However, these themes could prove to be challenging conversations for advisors, as more than two-thirds (69%) say they often find themselves acting as part psychologist and part financial advisor.
"Clients are not only seeking financial advise from their advisors, but also looking to engage with them on a more personal level," said
Concern for Rising Interest Rates
The survey found that advisors are more concerned than their clients about rising interest rates, by nearly a 2-to-1 margin, and only 7% of advisors say clients are actively seeking advice on the topic. With so few clients actively seeking advice, advisors have the responsibility to initiate conversations to help clients better understand the potential risks rising rates presents to their portfolio.
"While we believe opportunities exist for risk-adjusted fixed income returns, advisors need to initiate conversations about the potential impact of rising interest rates as many of their clients have never seen a significantly down or flat bond market," said
According to Denzler, advisors need to begin by making sure their clients truly understand the basic mechanics of bonds. It's critical to ensure clients have an understanding of how bonds work and how rising interest rates can impact a portfolio first before advisors can engage clients in productive, meaningful client conversations around how to navigate a rising rate environment.
Examining Equity Market Highs
Almost half (47%) of advisors say their clients are well-informed and are open to advice on how to invest more in the equity markets. However, the 2013 run up in equities has created the potential for some clients to have an imbalance when it comes to what is generally accepted as the starting point for a properly diversified portfolio.
"The need to rebalance to client portfolios coming out of 2013's equity market highs should be the starting point for advisors, because the most important thing an advisor can do for a client is to set a properly diversified portfolio based on risk tolerance," said

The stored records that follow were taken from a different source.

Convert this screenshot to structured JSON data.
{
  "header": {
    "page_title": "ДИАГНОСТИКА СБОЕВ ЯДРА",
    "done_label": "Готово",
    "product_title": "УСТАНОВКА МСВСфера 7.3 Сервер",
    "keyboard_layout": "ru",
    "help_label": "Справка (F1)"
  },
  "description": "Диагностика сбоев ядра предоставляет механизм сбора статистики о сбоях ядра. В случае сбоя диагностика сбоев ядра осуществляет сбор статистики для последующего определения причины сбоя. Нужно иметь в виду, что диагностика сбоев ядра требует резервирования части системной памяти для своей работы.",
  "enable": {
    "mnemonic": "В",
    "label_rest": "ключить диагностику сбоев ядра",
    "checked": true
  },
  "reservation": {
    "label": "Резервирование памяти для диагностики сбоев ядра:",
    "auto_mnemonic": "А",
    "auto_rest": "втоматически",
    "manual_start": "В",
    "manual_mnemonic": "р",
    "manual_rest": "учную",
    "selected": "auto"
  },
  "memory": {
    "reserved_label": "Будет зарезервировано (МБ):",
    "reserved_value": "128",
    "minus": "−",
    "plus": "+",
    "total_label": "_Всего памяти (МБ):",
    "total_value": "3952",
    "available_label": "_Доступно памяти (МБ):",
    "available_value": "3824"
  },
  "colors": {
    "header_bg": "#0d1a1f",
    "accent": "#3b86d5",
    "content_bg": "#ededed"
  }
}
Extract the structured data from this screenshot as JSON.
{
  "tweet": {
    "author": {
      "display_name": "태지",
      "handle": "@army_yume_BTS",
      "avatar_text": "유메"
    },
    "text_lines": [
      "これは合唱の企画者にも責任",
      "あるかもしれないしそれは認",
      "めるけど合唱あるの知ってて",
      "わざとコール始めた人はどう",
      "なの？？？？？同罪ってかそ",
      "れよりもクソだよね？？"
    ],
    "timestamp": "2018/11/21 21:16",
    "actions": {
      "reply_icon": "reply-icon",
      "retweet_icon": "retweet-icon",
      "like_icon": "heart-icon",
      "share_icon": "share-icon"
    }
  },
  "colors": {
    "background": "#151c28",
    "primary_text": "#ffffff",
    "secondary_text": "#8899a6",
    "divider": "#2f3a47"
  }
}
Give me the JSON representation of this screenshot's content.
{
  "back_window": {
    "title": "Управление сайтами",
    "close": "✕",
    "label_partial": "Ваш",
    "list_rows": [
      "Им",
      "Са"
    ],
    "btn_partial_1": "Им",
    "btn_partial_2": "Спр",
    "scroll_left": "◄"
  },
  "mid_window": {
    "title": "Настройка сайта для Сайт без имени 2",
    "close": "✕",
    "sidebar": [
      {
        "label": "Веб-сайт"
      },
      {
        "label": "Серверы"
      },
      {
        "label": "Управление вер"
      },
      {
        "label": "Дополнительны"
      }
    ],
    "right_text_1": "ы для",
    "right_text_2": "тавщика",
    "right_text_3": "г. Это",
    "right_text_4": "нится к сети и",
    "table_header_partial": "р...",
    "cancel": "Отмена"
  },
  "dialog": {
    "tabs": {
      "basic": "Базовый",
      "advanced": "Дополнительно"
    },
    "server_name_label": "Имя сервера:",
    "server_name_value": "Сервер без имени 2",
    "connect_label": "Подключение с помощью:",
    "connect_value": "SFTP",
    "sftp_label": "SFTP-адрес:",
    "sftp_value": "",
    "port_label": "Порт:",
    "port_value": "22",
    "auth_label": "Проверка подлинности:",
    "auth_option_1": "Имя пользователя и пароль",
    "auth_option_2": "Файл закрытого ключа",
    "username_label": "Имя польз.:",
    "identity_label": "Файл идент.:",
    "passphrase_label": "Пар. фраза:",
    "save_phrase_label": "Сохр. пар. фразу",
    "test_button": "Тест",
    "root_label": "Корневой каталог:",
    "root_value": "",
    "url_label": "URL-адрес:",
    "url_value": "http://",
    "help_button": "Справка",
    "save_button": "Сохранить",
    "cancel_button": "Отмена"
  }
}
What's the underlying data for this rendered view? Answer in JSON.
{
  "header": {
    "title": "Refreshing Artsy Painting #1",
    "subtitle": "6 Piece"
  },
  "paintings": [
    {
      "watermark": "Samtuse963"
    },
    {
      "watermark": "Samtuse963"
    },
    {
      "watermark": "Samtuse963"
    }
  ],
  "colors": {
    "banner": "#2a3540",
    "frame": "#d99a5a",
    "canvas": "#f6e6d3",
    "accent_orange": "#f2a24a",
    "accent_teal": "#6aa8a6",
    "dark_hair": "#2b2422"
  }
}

The survey found that advisors anticipate that clients will agree to a slight increase in allocations to equities (53% of client assets under management (AUM)). However, advisors report that clients will agree to bond allocations of around 24%, which is significantly lower than the generally accepted equities to fixed income ratio for a properly diversified portfolio.